*** Opening Material for this task ***
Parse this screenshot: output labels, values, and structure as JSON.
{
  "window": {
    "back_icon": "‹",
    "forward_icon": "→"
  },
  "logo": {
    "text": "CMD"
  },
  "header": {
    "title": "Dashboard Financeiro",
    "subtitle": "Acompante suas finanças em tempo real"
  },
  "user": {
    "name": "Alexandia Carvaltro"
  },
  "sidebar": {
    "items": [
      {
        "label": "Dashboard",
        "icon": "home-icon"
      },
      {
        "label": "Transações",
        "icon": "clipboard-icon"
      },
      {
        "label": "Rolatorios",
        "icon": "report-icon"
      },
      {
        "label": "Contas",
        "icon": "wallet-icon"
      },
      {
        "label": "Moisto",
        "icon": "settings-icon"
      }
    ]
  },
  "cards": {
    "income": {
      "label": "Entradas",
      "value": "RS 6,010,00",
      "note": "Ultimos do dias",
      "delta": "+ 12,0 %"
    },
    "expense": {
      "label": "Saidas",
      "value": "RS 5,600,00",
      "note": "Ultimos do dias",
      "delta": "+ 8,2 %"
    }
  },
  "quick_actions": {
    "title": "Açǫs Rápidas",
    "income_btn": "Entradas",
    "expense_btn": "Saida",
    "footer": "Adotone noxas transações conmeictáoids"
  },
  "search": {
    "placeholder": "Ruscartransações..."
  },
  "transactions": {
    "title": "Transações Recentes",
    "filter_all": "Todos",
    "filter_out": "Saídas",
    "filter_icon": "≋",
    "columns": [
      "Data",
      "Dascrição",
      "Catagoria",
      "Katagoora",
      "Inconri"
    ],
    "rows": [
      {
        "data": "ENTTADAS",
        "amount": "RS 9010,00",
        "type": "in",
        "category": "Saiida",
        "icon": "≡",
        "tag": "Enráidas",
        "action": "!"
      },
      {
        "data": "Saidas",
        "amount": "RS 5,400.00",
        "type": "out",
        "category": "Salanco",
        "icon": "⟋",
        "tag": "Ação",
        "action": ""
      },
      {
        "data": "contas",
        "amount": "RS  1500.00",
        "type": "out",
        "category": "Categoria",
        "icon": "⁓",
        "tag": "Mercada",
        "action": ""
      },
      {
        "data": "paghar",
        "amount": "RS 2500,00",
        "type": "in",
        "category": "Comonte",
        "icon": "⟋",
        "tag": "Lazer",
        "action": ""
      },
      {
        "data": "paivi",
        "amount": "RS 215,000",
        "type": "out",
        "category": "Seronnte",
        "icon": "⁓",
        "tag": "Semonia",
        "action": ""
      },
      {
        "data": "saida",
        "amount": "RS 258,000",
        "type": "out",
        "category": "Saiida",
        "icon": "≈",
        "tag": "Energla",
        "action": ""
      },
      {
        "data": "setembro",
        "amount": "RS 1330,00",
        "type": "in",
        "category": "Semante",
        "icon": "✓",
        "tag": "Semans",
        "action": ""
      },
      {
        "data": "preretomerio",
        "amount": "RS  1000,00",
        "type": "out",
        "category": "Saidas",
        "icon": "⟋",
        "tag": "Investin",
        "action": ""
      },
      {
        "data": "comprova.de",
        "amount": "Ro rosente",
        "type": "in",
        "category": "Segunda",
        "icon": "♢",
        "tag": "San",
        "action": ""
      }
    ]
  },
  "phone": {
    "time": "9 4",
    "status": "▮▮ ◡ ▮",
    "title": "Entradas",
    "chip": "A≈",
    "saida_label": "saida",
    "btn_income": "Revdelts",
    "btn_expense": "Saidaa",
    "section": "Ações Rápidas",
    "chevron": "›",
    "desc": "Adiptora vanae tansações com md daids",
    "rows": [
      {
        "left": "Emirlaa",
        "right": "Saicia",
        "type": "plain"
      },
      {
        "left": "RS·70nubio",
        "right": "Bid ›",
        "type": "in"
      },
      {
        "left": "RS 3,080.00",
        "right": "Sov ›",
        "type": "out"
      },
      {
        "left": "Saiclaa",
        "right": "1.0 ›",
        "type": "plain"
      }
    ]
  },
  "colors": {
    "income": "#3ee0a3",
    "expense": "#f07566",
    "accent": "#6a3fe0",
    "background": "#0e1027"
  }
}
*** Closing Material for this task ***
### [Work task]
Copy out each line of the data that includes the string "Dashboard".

### [Task response]
    "title": "Dashboard Financeiro",
        "label": "Dashboard",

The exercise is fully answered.